Hello! There are hundreds of ways to address text anxiety, so I would encourage you to keep trying different approaches until you find one that works for you.
1. Preparation: What kind of test is this? Knowing the format of a test lets you understand what information and skills are valuable for the test. Studying for a multiple choice test is very different from studying for an in-class essay. Email or stop in to see your teacher and find out what sort of test you are taking. It may be helpful to explain that you have test anxiety for him/her to understand why you are there.
2. Preparation: What do I know about the book? This is a summer reading test, which I assume is on a book you had to read over the summer. To prepare, go through your knowledge of the book. Here are some sample questions you can ask yourself to review key information:
- Who are the protagonists (main characters)? What are their relationships with each other?
- Who are the antagonists (main villains)? What makes these people/this person a villain?
- Where does this story take place? When does it take place?
- What is the main conflict of the story? What sort of struggle is the protagonist up against, or what sort of task does he/she have to accomplish?
- Can you identify any main ideas or concepts that this book seems to be about (example: friendship, growing up, forgiveness, accepting difference)?
- Is there any sort of phrase or object that appears again and again in the book?
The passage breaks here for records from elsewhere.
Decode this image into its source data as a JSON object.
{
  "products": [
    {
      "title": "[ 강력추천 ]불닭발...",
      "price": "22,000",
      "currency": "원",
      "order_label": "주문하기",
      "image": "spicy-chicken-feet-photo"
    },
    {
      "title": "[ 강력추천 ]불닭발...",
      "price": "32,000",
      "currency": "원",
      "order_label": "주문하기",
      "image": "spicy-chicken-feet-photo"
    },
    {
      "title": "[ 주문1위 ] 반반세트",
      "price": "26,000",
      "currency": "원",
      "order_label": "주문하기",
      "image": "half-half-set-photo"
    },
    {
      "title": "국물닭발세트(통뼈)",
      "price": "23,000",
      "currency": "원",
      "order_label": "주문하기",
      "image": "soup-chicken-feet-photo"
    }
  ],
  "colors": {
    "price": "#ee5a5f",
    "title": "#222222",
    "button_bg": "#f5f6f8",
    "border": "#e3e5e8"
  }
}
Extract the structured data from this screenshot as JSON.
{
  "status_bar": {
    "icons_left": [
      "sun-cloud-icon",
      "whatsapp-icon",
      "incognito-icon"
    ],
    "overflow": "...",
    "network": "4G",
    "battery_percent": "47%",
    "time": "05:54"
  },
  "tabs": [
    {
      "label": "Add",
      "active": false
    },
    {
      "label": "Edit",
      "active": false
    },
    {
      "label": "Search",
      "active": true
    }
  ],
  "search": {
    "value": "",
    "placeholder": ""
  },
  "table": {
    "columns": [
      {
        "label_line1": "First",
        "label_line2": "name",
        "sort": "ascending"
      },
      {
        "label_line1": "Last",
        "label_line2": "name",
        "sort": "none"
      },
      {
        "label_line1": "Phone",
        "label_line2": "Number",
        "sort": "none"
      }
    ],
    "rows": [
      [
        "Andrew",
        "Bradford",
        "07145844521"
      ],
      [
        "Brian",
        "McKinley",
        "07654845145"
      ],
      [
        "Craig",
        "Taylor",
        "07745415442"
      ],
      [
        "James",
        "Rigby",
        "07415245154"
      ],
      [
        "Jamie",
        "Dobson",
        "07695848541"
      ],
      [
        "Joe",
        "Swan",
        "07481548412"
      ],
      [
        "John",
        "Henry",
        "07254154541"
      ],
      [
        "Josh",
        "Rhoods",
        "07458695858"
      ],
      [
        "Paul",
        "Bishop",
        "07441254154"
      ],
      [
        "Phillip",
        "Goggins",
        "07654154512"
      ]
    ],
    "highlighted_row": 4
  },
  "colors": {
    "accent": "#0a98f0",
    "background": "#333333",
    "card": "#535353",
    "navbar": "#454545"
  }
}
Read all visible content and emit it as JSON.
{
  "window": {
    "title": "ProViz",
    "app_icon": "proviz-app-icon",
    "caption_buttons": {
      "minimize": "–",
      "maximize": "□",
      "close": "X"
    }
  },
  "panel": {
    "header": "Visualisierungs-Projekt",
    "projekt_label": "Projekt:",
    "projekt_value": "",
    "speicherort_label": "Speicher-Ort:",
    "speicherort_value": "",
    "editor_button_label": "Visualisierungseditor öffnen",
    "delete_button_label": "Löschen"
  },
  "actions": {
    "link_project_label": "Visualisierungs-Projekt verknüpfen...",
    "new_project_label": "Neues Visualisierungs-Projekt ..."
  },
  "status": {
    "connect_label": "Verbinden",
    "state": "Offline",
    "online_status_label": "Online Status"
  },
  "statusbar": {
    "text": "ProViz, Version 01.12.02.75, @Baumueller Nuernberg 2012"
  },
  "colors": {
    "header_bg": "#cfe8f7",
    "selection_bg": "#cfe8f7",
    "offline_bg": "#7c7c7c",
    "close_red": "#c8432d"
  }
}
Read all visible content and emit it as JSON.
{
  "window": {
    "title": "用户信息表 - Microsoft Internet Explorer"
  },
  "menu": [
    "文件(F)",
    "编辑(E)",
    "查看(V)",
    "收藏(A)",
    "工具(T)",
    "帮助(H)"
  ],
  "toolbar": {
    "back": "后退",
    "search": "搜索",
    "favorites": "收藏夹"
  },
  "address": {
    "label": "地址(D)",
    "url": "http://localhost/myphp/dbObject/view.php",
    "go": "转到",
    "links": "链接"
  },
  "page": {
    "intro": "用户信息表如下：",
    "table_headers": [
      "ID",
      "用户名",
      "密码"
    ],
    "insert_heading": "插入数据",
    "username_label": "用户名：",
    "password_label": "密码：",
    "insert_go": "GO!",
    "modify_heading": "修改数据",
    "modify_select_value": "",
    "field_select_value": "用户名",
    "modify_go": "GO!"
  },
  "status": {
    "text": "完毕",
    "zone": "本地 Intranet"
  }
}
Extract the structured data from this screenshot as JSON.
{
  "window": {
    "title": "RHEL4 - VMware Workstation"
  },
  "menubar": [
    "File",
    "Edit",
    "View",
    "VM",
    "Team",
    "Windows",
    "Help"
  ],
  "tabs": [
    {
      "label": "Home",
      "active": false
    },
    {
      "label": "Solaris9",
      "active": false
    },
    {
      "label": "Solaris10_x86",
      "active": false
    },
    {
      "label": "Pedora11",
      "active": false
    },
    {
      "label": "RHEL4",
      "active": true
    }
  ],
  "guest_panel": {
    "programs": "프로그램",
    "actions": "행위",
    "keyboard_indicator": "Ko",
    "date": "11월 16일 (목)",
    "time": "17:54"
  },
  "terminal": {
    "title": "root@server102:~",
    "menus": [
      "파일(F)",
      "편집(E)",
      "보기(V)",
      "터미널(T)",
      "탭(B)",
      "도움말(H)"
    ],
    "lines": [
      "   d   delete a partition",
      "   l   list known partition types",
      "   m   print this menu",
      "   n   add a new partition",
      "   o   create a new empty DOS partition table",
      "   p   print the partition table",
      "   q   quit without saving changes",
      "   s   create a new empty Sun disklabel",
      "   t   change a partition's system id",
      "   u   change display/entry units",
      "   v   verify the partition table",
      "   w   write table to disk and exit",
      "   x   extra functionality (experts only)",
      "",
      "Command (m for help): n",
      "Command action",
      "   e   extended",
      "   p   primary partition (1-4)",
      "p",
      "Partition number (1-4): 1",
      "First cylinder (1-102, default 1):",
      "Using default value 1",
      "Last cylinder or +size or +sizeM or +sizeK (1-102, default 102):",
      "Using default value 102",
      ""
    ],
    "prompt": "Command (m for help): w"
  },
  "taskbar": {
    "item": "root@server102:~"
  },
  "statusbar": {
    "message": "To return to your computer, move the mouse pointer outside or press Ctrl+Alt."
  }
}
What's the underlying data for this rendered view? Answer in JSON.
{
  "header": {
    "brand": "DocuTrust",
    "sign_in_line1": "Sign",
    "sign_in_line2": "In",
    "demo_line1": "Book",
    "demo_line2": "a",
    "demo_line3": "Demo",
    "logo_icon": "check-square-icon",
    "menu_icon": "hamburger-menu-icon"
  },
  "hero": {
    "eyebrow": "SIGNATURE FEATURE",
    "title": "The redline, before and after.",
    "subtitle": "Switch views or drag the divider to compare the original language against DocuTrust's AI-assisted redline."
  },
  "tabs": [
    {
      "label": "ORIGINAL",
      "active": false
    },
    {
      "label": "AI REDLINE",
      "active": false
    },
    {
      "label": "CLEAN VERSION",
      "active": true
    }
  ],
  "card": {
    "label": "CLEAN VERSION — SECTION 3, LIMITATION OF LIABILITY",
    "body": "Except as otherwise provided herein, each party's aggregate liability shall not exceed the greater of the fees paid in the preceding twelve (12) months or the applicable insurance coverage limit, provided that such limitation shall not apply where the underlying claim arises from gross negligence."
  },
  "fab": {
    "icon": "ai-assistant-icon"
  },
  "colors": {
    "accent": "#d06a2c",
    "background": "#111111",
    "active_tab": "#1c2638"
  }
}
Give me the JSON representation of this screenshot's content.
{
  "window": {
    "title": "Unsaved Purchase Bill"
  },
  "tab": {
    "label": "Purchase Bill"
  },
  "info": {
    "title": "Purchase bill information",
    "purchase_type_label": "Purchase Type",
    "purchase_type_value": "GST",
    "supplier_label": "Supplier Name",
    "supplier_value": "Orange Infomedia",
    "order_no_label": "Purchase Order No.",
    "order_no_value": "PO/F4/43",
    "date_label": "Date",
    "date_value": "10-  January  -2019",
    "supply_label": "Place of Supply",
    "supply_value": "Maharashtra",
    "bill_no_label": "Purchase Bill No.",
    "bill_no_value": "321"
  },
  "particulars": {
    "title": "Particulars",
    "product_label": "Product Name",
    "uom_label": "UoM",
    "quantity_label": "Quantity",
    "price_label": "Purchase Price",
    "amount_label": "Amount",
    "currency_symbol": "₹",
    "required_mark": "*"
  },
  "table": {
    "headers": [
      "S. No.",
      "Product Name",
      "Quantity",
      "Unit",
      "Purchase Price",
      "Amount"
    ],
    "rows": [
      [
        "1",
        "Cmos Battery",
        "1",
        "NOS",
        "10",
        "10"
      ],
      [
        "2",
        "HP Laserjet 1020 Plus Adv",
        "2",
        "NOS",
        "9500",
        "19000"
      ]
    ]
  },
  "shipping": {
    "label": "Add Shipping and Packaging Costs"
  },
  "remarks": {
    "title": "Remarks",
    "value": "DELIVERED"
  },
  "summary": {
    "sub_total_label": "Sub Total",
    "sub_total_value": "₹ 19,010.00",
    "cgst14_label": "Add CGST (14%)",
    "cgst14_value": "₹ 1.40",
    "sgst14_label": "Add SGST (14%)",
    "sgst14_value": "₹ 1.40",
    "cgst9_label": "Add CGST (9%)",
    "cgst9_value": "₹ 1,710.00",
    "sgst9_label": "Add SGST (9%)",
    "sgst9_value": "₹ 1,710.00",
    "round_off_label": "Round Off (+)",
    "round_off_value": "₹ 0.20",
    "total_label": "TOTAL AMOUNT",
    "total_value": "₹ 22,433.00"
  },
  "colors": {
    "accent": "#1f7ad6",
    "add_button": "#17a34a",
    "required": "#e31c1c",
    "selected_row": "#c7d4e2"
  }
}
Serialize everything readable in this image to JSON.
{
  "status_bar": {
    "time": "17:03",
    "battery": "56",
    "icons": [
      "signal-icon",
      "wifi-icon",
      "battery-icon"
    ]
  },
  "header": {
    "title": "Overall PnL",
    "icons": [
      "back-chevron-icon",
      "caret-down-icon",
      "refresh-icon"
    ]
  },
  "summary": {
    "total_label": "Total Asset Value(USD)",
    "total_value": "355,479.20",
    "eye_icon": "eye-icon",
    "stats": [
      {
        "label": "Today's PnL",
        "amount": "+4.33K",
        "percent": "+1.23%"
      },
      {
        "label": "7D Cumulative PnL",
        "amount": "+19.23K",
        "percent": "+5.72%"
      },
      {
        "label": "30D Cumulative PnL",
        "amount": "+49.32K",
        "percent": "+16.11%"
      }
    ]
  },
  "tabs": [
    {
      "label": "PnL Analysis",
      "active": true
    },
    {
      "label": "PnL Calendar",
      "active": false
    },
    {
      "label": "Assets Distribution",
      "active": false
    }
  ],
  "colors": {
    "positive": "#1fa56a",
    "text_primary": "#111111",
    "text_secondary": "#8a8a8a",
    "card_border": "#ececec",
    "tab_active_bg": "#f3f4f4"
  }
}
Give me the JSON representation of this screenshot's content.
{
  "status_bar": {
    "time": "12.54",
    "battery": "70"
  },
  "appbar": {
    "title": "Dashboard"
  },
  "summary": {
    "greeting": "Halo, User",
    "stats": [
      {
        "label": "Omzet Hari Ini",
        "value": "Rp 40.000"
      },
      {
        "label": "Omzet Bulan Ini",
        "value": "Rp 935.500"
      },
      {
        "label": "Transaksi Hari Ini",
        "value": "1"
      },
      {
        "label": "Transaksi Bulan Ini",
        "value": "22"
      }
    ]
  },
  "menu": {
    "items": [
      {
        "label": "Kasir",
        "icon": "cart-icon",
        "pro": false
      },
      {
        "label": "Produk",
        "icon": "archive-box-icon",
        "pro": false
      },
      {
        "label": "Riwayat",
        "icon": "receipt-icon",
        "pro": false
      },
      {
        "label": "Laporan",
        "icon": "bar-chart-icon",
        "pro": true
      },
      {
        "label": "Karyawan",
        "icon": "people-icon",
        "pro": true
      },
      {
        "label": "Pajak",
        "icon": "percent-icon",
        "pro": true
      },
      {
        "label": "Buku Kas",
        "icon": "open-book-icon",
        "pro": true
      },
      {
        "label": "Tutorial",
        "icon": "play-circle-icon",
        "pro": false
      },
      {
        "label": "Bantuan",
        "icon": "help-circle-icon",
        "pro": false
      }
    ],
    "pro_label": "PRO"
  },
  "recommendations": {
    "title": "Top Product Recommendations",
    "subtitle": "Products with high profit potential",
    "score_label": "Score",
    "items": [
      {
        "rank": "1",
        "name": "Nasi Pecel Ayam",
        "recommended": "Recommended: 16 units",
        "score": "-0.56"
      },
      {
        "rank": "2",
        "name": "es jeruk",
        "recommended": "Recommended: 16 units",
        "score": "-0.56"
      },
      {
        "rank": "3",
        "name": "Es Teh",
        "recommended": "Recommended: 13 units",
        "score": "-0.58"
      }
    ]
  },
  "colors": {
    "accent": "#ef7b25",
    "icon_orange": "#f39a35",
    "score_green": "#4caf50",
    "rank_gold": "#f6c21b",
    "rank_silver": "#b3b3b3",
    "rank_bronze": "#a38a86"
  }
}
If so, why does it keep reappearing? What makes it important?
3. Preparation: Getting ready to take the test Avoid the urge to put off studying until the last possible minute. If you are the kind of person who likes talking to others, find a study buddy from class who you can talk to about the book. If you need silence to concentrate, make up some flashcards and flip through them. The night before the test, make sure that you assign yourself studying time: you get half an hour, and then you have another half hour to decompress before you go to bed. Remember - actually go to bed. Exhaustion makes anxiety 100x worse.
4. Taking the Test Try to arrive early to the test site, and make sure ahead of time that you have everything you will need: pencil, eraser, scrap paper, water, a snack, stress ball - whatever floats your boat! While you are there, take your time. Read each question carefully and take time to think about your response. Many students read quickly and don't even answer the question that the test is asking - they answer a question that they think the test is asking. Don't make that mistake!
5. After the Test Meet with your teacher! Ask for feedback on your performance and for advice on future tests. A little proactive conversation goes a long way to ensuring your next test will be better and less stressful.